Problem =
Write out each record below exactly, but not the pictures.

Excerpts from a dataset
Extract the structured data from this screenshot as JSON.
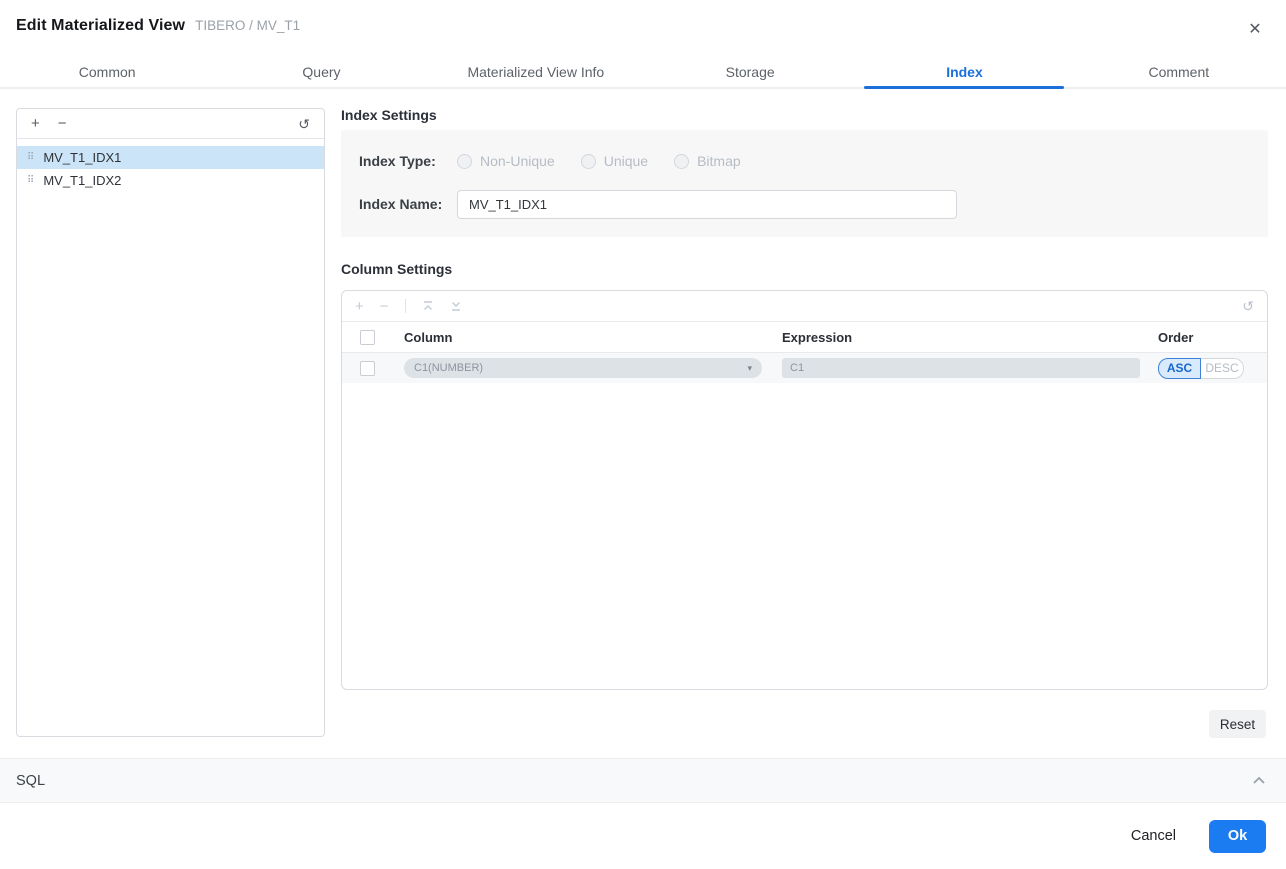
{
  "dialog": {
    "title": "Edit Materialized View",
    "subtitle": "TIBERO / MV_T1"
  },
  "tabs": [
    {
      "label": "Common",
      "active": false
    },
    {
      "label": "Query",
      "active": false
    },
    {
      "label": "Materialized View Info",
      "active": false
    },
    {
      "label": "Storage",
      "active": false
    },
    {
      "label": "Index",
      "active": true
    },
    {
      "label": "Comment",
      "active": false
    }
  ],
  "index_list": {
    "items": [
      {
        "name": "MV_T1_IDX1",
        "selected": true
      },
      {
        "name": "MV_T1_IDX2",
        "selected": false
      }
    ]
  },
  "index_settings": {
    "section_title": "Index Settings",
    "index_type_label": "Index Type:",
    "index_type_options": [
      "Non-Unique",
      "Unique",
      "Bitmap"
    ],
    "index_name_label": "Index Name:",
    "index_name_value": "MV_T1_IDX1"
  },
  "column_settings": {
    "section_title": "Column Settings",
    "headers": {
      "column": "Column",
      "expression": "Expression",
      "order": "Order"
    },
    "rows": [
      {
        "column": "C1(NUMBER)",
        "expression": "C1",
        "order": "ASC",
        "order_options": [
          "ASC",
          "DESC"
        ]
      }
    ]
  },
  "buttons": {
    "reset": "Reset",
    "cancel": "Cancel",
    "ok": "Ok"
  },
  "sql_section": {
    "label": "SQL"
  },
  "icons": {
    "close": "✕",
    "add": "+",
    "remove": "−",
    "refresh": "↺",
    "drag_handle": "⠿",
    "dropdown_caret": "▾"
  },
  "colors": {
    "accent_blue": "#1b7cf2",
    "active_tab_blue": "#1b6fd8",
    "selected_item_bg": "#cbe4f7",
    "asc_bg": "#d8eafc",
    "asc_border": "#3d83dc",
    "disabled_field_bg": "#dde2e7",
    "panel_bg": "#f7f7f8"
  }
}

Solution to this exercise =
Extract the structured data from this screenshot as JSON.
{
  "dialog": {
    "title": "Edit Materialized View",
    "subtitle": "TIBERO / MV_T1"
  },
  "tabs": [
    {
      "label": "Common",
      "active": false
    },
    {
      "label": "Query",
      "active": false
    },
    {
      "label": "Materialized View Info",
      "active": false
    },
    {
      "label": "Storage",
      "active": false
    },
    {
      "label": "Index",
      "active": true
    },
    {
      "label": "Comment",
      "active": false
    }
  ],
  "index_list": {
    "items": [
      {
        "name": "MV_T1_IDX1",
        "selected": true
      },
      {
        "name": "MV_T1_IDX2",
        "selected": false
      }
    ]
  },
  "index_settings": {
    "section_title": "Index Settings",
    "index_type_label": "Index Type:",
    "index_type_options": [
      "Non-Unique",
      "Unique",
      "Bitmap"
    ],
    "index_name_label": "Index Name:",
    "index_name_value": "MV_T1_IDX1"
  },
  "column_settings": {
    "section_title": "Column Settings",
    "headers": {
      "column": "Column",
      "expression": "Expression",
      "order": "Order"
    },
    "rows": [
      {
        "column": "C1(NUMBER)",
        "expression": "C1",
        "order": "ASC",
        "order_options": [
          "ASC",
          "DESC"
        ]
      }
    ]
  },
  "buttons": {
    "reset": "Reset",
    "cancel": "Cancel",
    "ok": "Ok"
  },
  "sql_section": {
    "label": "SQL"
  },
  "icons": {
    "close": "✕",
    "add": "+",
    "remove": "−",
    "refresh": "↺",
    "drag_handle": "⠿",
    "dropdown_caret": "▾"
  },
  "colors": {
    "accent_blue": "#1b7cf2",
    "active_tab_blue": "#1b6fd8",
    "selected_item_bg": "#cbe4f7",
    "asc_bg": "#d8eafc",
    "asc_border": "#3d83dc",
    "disabled_field_bg": "#dde2e7",
    "panel_bg": "#f7f7f8"
  }
}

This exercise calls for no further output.